We Googled "coughing dog" and Kennel Cough came up as a possible diagnosis. It made sense because he had been at the pet groomer the week before, so he probably picked up the illness there. (Just like when people pick up colds and flu from school and work.)

The vet said the dog did have Kennel Cough and would need an injection. "Ah, Decadron?" I asked the vet. He suddenly stopped and looked at me with the shot needle in his hand- he seemed a little shocked. "I have asthma, as do all three of my kids - and they have been hospitalized 12 times. So, I am VERY familiar with Decadron and Solu-Medrol. " 

My kids would get a steroid shot (Decadron) to reduce the swelling in the lungs. If that didn't work, they would end up in the hospital and get a steroid IV (Solu-Medrol) that would also help to reduce the swelling in the lungs.

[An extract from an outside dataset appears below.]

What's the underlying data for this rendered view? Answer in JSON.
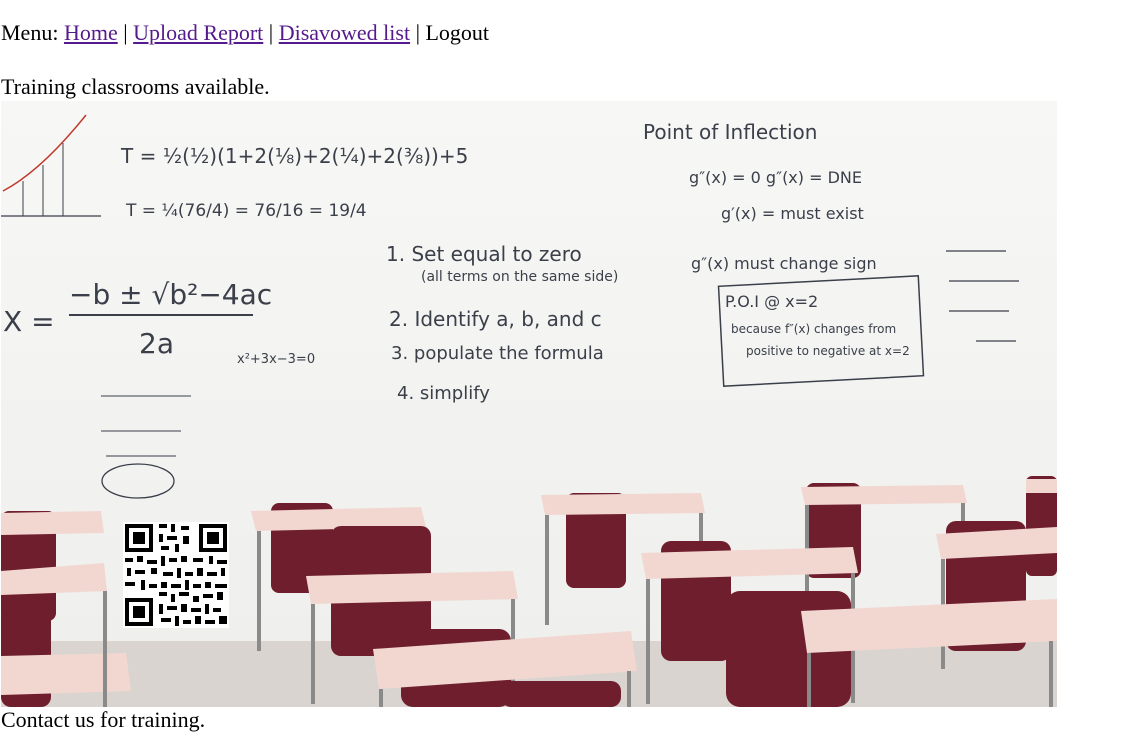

 The doctor said yes, this was a steroid shot and that the dog would also need an antibiotic and cough medicine.

I had to laugh, and said to my husband, "this is just like having another kid!" We are once again at the after hours doc, who is caring for our loved one because they are having a hard time breathing.  Only this time our loved one was a dog!

So, when we went back home, it was easy to explain to family the treatment the dog received at the vet and that now we needed to watch him for pneumonia. (That was the cause of the majority of my kid's hospitalizations.) 

It's interesting that people and animals can have the same (or similar) illnesses and have the same treatment plan too. Only, we can't tell the dog to make sure that he covers his mouth when he coughs and that he needs to remember to wash his hands and not touch his face (to avoid the spread of germs!)